Burkina Faso coup leader Ibrahim Traore announced Friday that there would be no elections in the country until security concerns were addressed. Traore previously promised elections would be reinstated by 2024 to ensure democracy.
Speaking on national television, the junta leader said elections were not a priority compared to the related security concerns. In response to a question asking there would not be elections so long as there are security concerns, Traore replied:
No, there won’t be an election concentrated solely in Ouagadougou, Bougouriba and a few surrounding towns. All Burkinabes must choose their president. Those who are going to apply must be able to go anywhere in Burkina, for the people of Burkina. That’s it, go and campaign and all that.
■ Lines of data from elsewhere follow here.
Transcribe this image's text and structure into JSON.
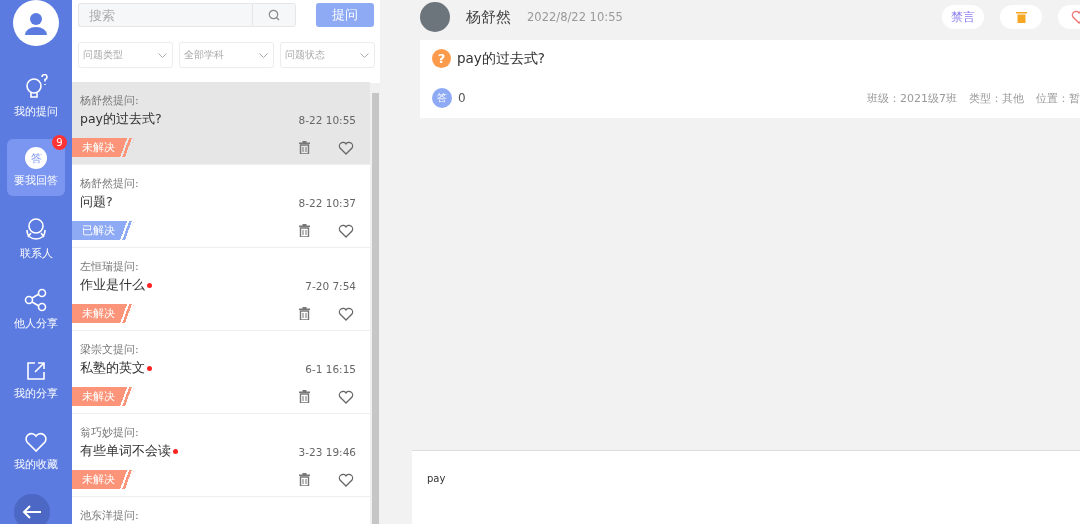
{
  "sidebar": {
    "items": [
      {
        "label": "我的提问",
        "selected": false
      },
      {
        "label": "要我回答",
        "selected": true,
        "badge": "9",
        "mark": "答"
      },
      {
        "label": "联系人",
        "selected": false
      },
      {
        "label": "他人分享",
        "selected": false
      },
      {
        "label": "我的分享",
        "selected": false
      },
      {
        "label": "我的收藏",
        "selected": false
      }
    ]
  },
  "search": {
    "placeholder": "搜索",
    "button": "提问"
  },
  "filters": [
    {
      "placeholder": "问题类型"
    },
    {
      "placeholder": "全部学科"
    },
    {
      "placeholder": "问题状态"
    }
  ],
  "questions": [
    {
      "asker": "杨舒然提问:",
      "title": "pay的过去式?",
      "unread": false,
      "time": "8-22 10:55",
      "status": "未解决",
      "kind": "unsolved",
      "selected": true
    },
    {
      "asker": "杨舒然提问:",
      "title": "问题?",
      "unread": false,
      "time": "8-22 10:37",
      "status": "已解决",
      "kind": "solved",
      "selected": false
    },
    {
      "asker": "左恒瑞提问:",
      "title": "作业是什么",
      "unread": true,
      "time": "7-20 7:54",
      "status": "未解决",
      "kind": "unsolved",
      "selected": false
    },
    {
      "asker": "梁崇文提问:",
      "title": "私塾的英文",
      "unread": true,
      "time": "6-1 16:15",
      "status": "未解决",
      "kind": "unsolved",
      "selected": false
    },
    {
      "asker": "翁巧妙提问:",
      "title": "有些单词不会读",
      "unread": true,
      "time": "3-23 19:46",
      "status": "未解决",
      "kind": "unsolved",
      "selected": false
    },
    {
      "asker": "池东洋提问:",
      "selected": false
    }
  ],
  "detail": {
    "name": "杨舒然",
    "date": "2022/8/22 10:55",
    "mute_button": "禁言",
    "question_mark": "?",
    "question": "pay的过去式?",
    "answer_mark": "答",
    "answer_count": "0",
    "meta": [
      "班级：2021级7班",
      "类型：其他",
      "位置：暂"
    ]
  },
  "reply": {
    "value": "pay"
  }
}
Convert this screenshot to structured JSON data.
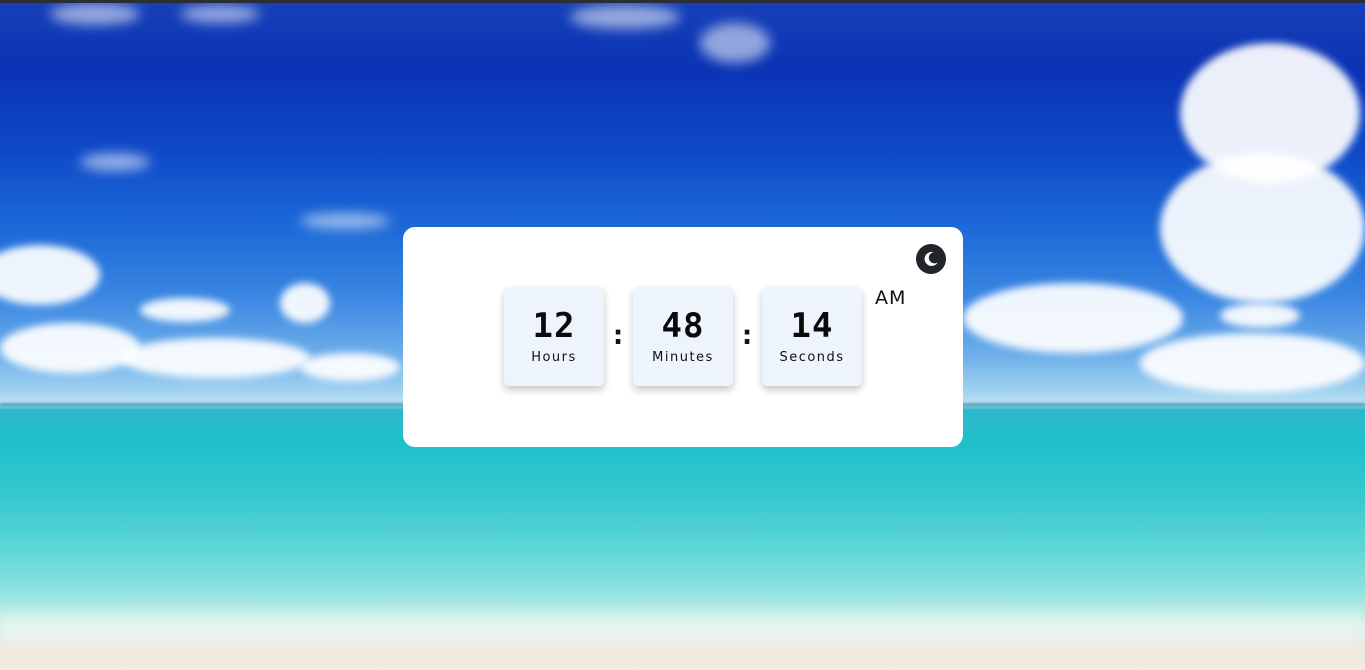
{
  "clock": {
    "hours": "12",
    "hours_label": "Hours",
    "minutes": "48",
    "minutes_label": "Minutes",
    "seconds": "14",
    "seconds_label": "Seconds",
    "separator": ":",
    "period": "AM"
  },
  "theme_toggle": {
    "icon": "moon-icon"
  },
  "colors": {
    "card": "#ffffff",
    "box": "#eef4fc",
    "toggle": "#22262b",
    "digits": "#0a0a0a"
  }
}
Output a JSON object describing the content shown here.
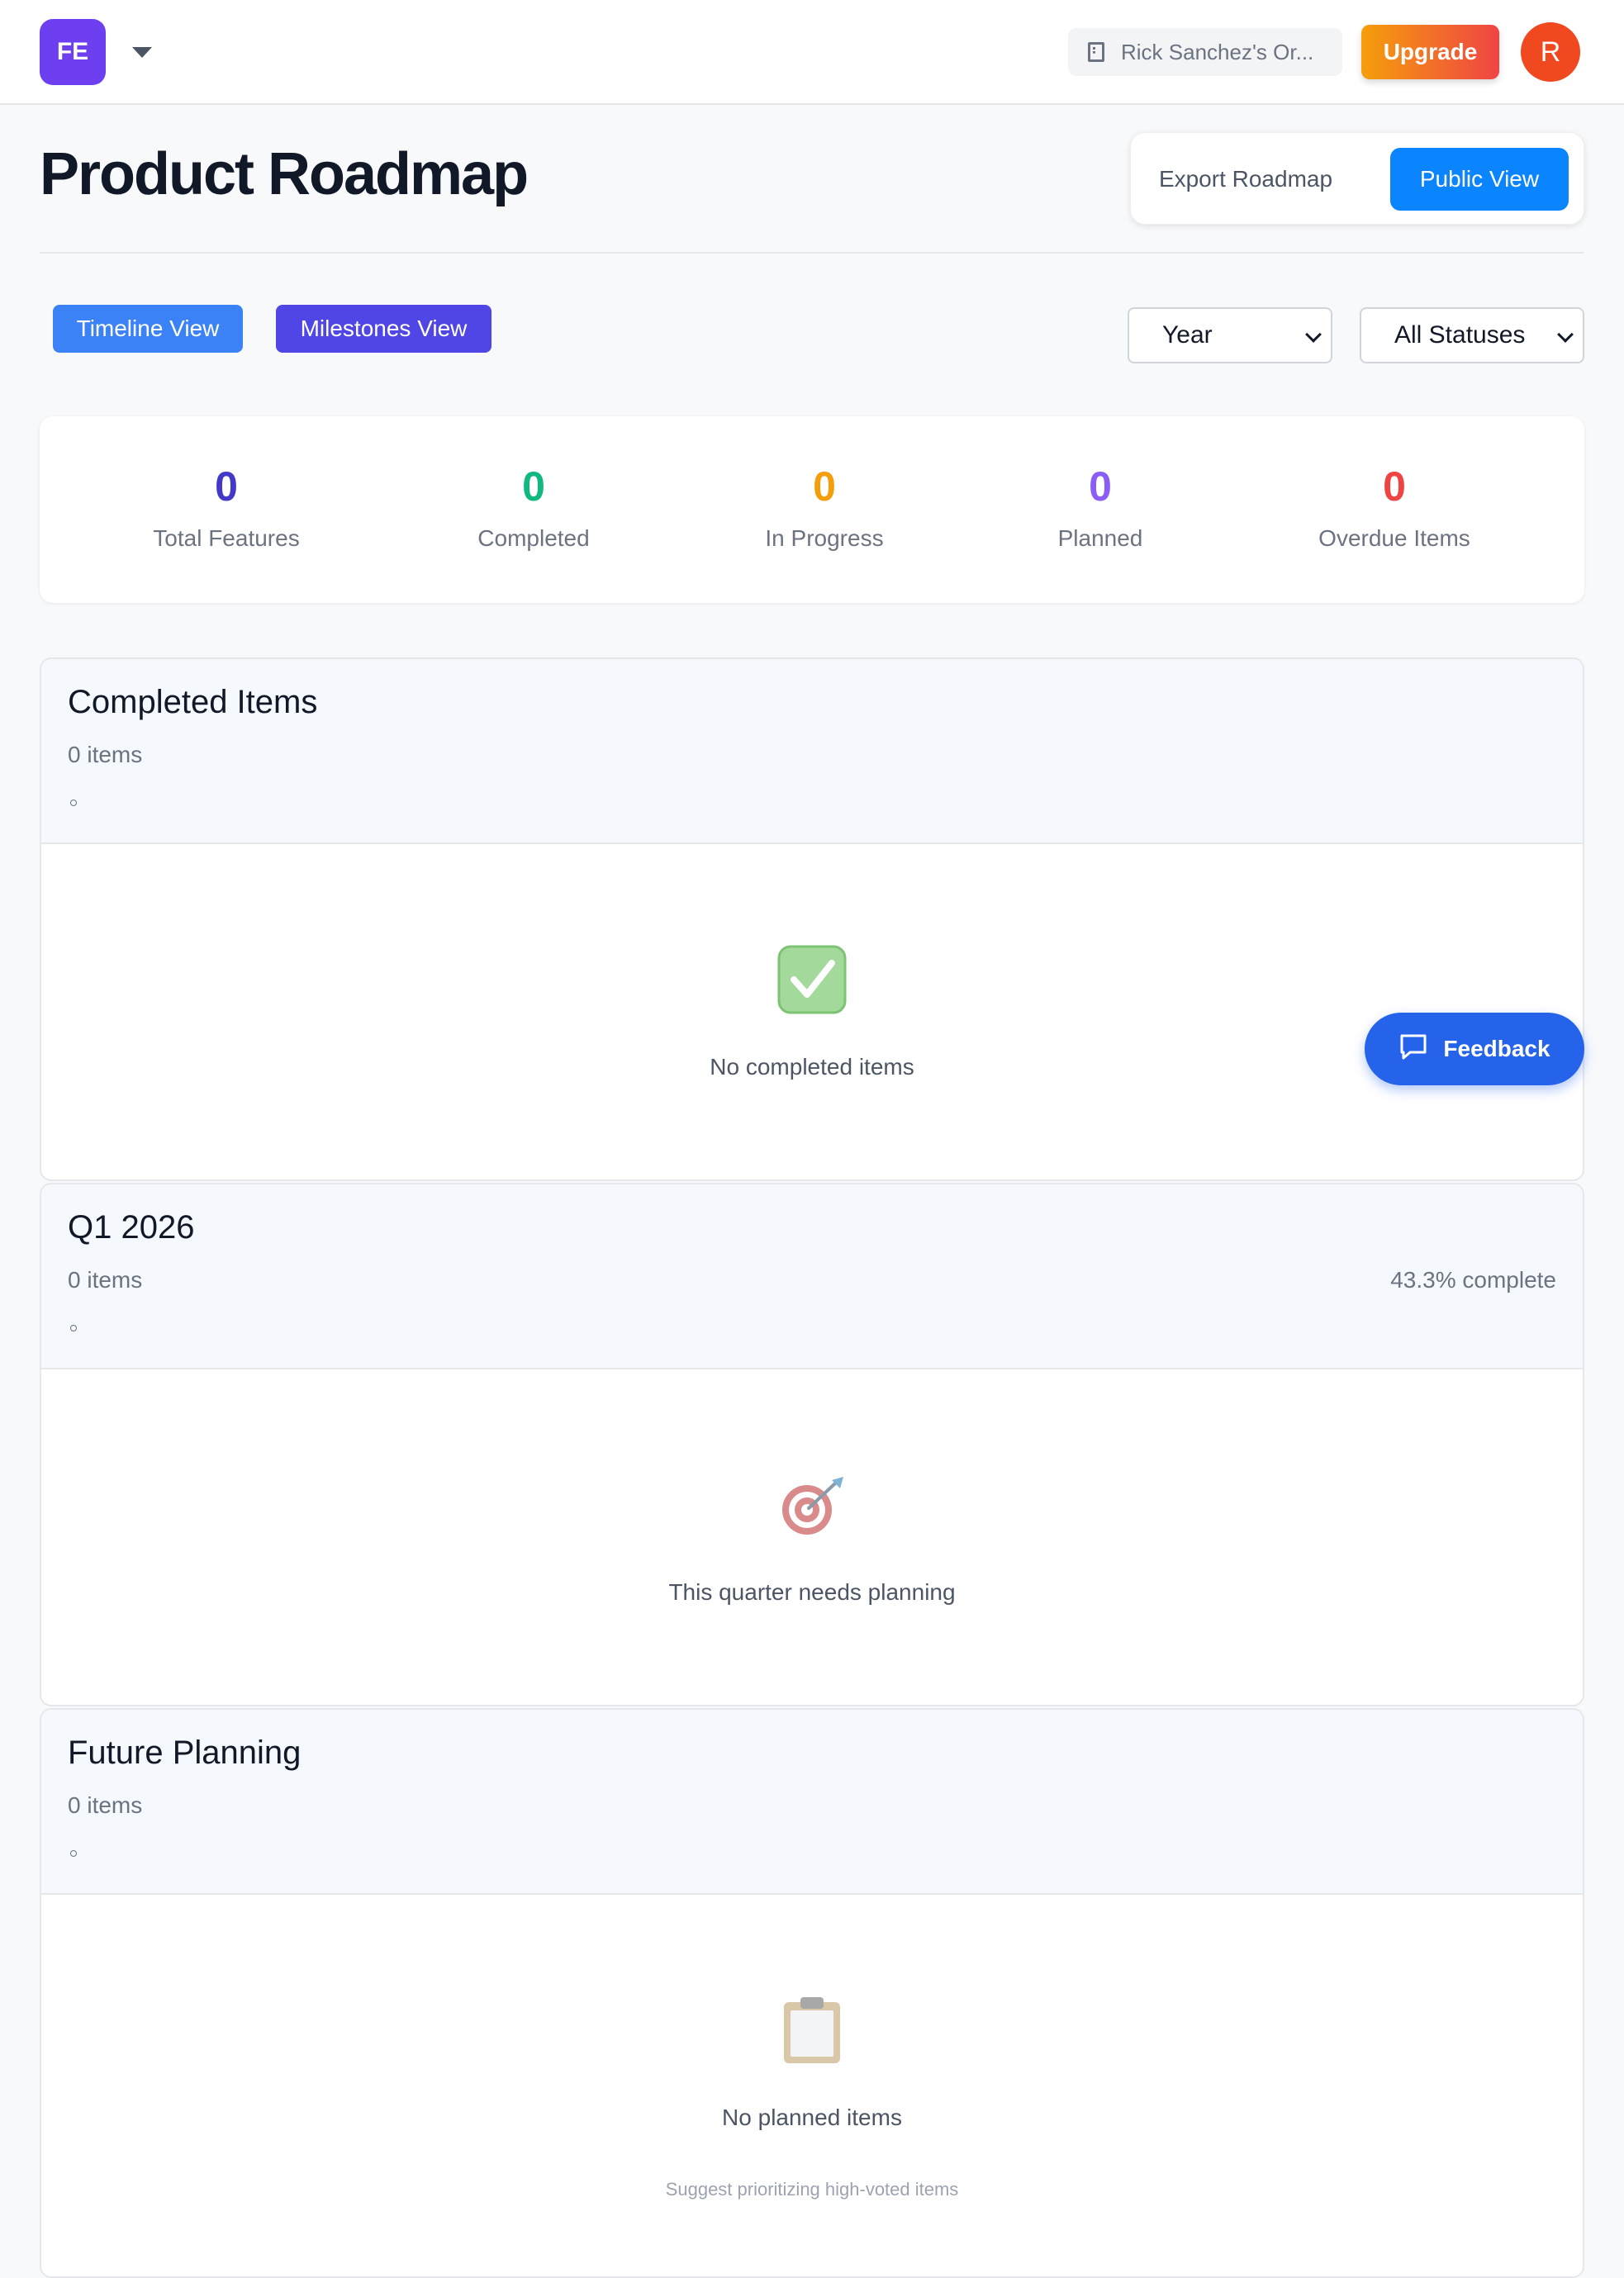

Based on figures released by the Armed Conflict Location and Event Data Project, over 17,000 people have died in attacks in the region since 2015, and in 2023 alone there have more than 6,000 deaths. A significant number of deaths come from conflict with jihadist groups.
Traore seized power following a 2022 coup amid jihadist violence, including attacks by Al-Qaeda and Islamic State. While in office, Traore attempted to recruit members for the civilian Defence of the Fatherland force. However, this has done little to ameliorate the situation, with Traore stating recently that they were “at war.”
There have also been a number of negative developments in human rights and freedom of the press in the region, which has recently seen the banning of media outlets RFI, France 24 and Jeune Afrique, as well the expulsion of Liberation and Le Monde correspondents. Similarly, pro-coup protesters have recently sought the removal of the French military presence from the region, and from neighboring regions such as Niger and Mali.